It should come as no surprise that President Trump wants to cut federal EV tax credits. After all, it’s been a discussion for quite some time. Just the other day, he proposed to eliminate the credits with his newest budget. With that said, it’s not expected that Congress will approve this budget.
Federal EV Tax Credits
Automakers would prefer to keep the EV tax credit going because it allows them to sell at higher prices. This covers some of the development costs to make hybrid and electric models. Considering all the new technology that goes into production, we understand where they are coming from.
The $4.7 trillion budget proposed by Trump seeks mainly to cut funding for foreign aid. It also aims to remove some operating money from the State Department. Instead, spending increases for a border wall and military, but it’s expected that Congress will reject this bill.
Currently, federal tax credit for electric and hybrid vehicles allow up to $7,500 on the income tax owed. The amount is based on what battery capacity the vehicle has.
In 2016, over 57,000 people redeemed $375 million worth of tax credits. That number could easily become billions of dollars over the next few years. As it stands now, automakers can offer the credit for the first 200,000 vehicles they produce. Then, the amount drops to $3,750 for six months following that milestone and $1,875 for the next six months after that.

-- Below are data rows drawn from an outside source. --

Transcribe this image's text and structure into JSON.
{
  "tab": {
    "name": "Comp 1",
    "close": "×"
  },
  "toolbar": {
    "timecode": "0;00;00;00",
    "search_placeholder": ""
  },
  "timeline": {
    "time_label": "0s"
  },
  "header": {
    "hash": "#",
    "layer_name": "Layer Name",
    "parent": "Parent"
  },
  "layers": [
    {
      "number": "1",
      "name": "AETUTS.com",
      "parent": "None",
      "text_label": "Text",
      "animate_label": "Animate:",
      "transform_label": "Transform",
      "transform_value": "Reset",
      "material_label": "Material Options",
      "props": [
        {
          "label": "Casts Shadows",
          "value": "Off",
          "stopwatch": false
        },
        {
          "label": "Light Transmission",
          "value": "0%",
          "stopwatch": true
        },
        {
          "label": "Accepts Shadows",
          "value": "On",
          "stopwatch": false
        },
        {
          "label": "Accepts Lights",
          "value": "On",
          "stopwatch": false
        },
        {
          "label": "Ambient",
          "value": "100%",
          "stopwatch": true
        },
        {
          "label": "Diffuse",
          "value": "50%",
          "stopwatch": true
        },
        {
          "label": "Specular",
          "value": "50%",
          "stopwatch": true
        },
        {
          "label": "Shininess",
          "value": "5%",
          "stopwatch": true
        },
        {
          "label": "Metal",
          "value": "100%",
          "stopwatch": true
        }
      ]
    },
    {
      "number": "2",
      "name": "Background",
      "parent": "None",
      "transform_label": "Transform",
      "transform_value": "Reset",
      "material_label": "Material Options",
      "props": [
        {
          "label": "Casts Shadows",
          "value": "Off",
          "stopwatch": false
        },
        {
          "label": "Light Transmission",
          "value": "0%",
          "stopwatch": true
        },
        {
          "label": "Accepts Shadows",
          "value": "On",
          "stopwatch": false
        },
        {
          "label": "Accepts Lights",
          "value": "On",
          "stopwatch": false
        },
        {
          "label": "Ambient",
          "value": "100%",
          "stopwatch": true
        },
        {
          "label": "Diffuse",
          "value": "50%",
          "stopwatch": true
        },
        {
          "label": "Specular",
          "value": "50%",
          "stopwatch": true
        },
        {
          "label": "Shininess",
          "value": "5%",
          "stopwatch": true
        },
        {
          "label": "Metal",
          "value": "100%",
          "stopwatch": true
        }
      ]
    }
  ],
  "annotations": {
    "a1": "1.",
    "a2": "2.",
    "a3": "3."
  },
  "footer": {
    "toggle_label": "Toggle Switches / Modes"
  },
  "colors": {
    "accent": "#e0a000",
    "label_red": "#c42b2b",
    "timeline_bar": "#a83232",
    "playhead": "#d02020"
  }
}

Only Tesla and GM have surpassed their initial 200,000 sales. Other automakers such as VW, Subaru, FCA, Nissan, Honda, Toyota and Ford still have plenty of their credits for consumers to redeem. The question is – will the budget for them stay alive or will the federal EV tax credits be coming to an end?
For now, everything is still in place. If you are planning to buy an electric vehicle, you might want to check out our 5 Cheapest Electric Vehicle list and our 2019 Electric Vehicle lineup. You can also find a great resource outlining all of the electric and hybrid tax credits by state.